Amazon.com and Barnesandnoble.com substantially mark up out-of-print books they buy from independent booksellers--even though the latter have Web sites.
One supplier called the mark-ups "horrifying," but sales have never been better--even though many independent booksellers have their own Web sites.
"Several of the other booksellers who are selling on the Net and selling to Amazon or Barnes & Noble say the mark-ups are 70 percent or more in terms of what they are charging their customers over what they are actually paying us," said Ann Simpson, owner of 2nd Look Books in Spokane, Washington.
"We do mark up the book for the service we provide of going out and finding the book, notifying the customer, ordering the book, inspecting it, charging it on a credit card, and accepting it if they return it," said Amazon.com's Bill Curry. "All of those are value-added services that save people time and give them greater reliability in their purchase."
Curry declined to say how much Amazon adds to the purchase price of out-of-print books, but said allegations that prices are as much as 100 percent higher than other booksellers are impossible to prove without comparing identical books.
Independent bookstores say they are struggling to run profitable businesses because they are unable to compete with the low prices on Amazon and Barnesandnoble.com. Out-of-print bookstores, however, welcome the exposure and sales.
"You're either moving ahead or falling behind and I chose to move ahead," said Simpson.
Both Amazon and Barnesandnoble.com will search independent bookstores for an out-of-print book if a customer asks. Amazon accepts customer email requests and promises either a price quote or a "no luck" notice within two weeks. Barnes, on the other hand, allows users to search for books and immediately provides results including the condition of the book, the price, and the associated dealer.
Mark-ups reflect added services such as speedy delivery, which most small bookstores can't match, according to Barnesandnoble.com spokesman Ben Boyd.
If a book is too expensive, it's not going to sell, he added.
But 2nd Look Books' Simpson says there's no difference, because her site and many others also take credit cards and offer money-back guarantees. "There's nothing to be gained, if you're willing to do your own book search on the Net, by buying through Barnes & Noble instead of buying direct," she said.

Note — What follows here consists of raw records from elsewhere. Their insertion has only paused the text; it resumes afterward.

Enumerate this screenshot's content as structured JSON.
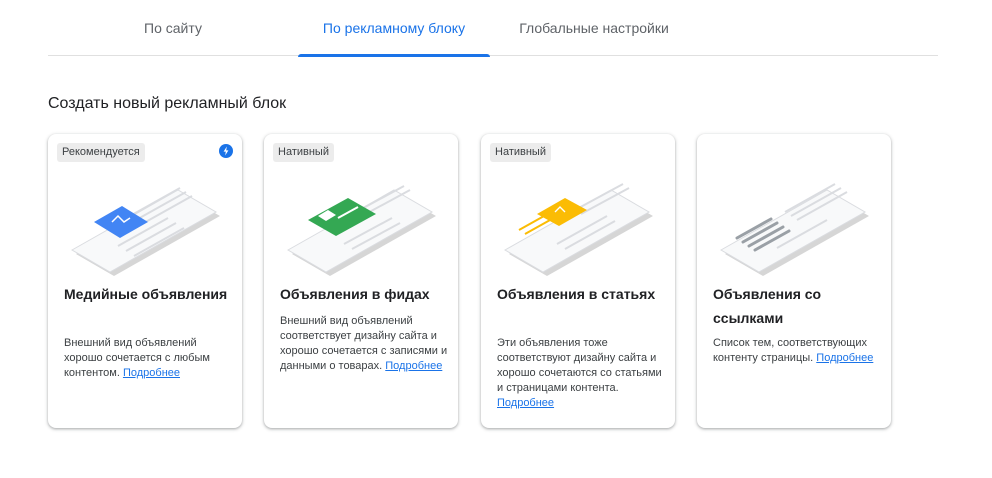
{
  "tabs": [
    {
      "label": "По сайту",
      "active": false
    },
    {
      "label": "По рекламному блоку",
      "active": true
    },
    {
      "label": "Глобальные настройки",
      "active": false
    }
  ],
  "section_title": "Создать новый рекламный блок",
  "colors": {
    "accent": "#1a73e8",
    "media_ad": "#4285f4",
    "feed_ad": "#34a853",
    "article_ad": "#fbbc04",
    "link_ad": "#9aa0a6"
  },
  "cards": [
    {
      "badge": "Рекомендуется",
      "badge_icon": "lightning-bolt-icon",
      "illustration": "media-ad-illustration",
      "title": "Медийные объявления",
      "description": "Внешний вид объявлений хорошо сочетается с любым контентом.",
      "link": "Подробнее"
    },
    {
      "badge": "Нативный",
      "illustration": "feed-ad-illustration",
      "title": "Объявления в фидах",
      "description": "Внешний вид объявлений соответствует дизайну сайта и хорошо сочетается с записями и данными о товарах.",
      "link": "Подробнее"
    },
    {
      "badge": "Нативный",
      "illustration": "article-ad-illustration",
      "title": "Объявления в статьях",
      "description": "Эти объявления тоже соответствуют дизайну сайта и хорошо сочетаются со статьями и страницами контента.",
      "link": "Подробнее"
    },
    {
      "illustration": "link-ad-illustration",
      "title": "Объявления со ссылками",
      "description": "Список тем, соответствующих контенту страницы.",
      "link": "Подробнее"
    }
  ]
}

2nd Look Books is a member of the Advanced Book Exchange, a service designed for the out-of-print, used, or antiquarian book buyer and seller. With more than 4,700 members, the ABE provides booksellers with Web sites and converts their inventory into a searchable database containing 6 million titles. Bookstores pay the ABE monthly fees ranging from $10 to $35, depending on the size of their inventory.
The ABE has relationships with both Barnesandnoble.com and Amazon, which independent booksellers are encouraged to join. So far, these partnerships have been "phenomenally successful," according to ABE's Cathy Waters.
"We're here to help our booksellers sell their books and we will look at different means to do that," says Waters. "The bottom line is, we need book buyers. If people are buying the books, our booksellers are happy and they stay with us."
However, some of its booksellers have found that Amazon's mark-ups can go as high as 100 percent, according to ABE.
Waters said both Barnesandnoble.com and Amazon pay an undisclosed sum for the ABE's data. The ABE tracks Barnesandnoble.com sales because the company has direct access to the ABE database, but does not monitor Amazon orders since the latter uses its own database.
Boyd declined to discuss Barnesandnoble.com's financial relationship with the ABE or say how many out-of-print books it has sold since the service was launched in September.
A few test searches seem to give credence to charges of high mark-ups.
A Barnesandnoble.com search for the book Invisible Woman by Joyce Carol Oates, for example, turned up one copy for $130 at Antic Hay Books in Asbury Park, New York.
A search for the same title at ABE found the same book at the same dealer for $30 less. The only difference is the place of purchase--but that, according to Barnesandnoble.com, makes a big difference.
Comparing prices at Amazon takes some extra effort since its results don't provide the name of the book seller. CNET News.com recently emailed Amazon a request for The Letters of Ann Fleming. The price quoted was $127 but didn't include the book's edition or condition.
The same title was available at Alibris.com for $60--meaning Amazon's price is 111 percent more. Alibris offers users a search engine containing books compiled from a network of dealers, and includes a description of the book's condition.
Booksellers say consumers aren't shopping directly at their sites simply because they don't know they exist.
"The book buyer would be wiser to become more sophisticated in their shopping, but let the buyer beware," said Simpson.
Independent bookstores plan to launch a service similar to the ABE's this summer at BookSense.com, a project backed by the American Booksellers Association.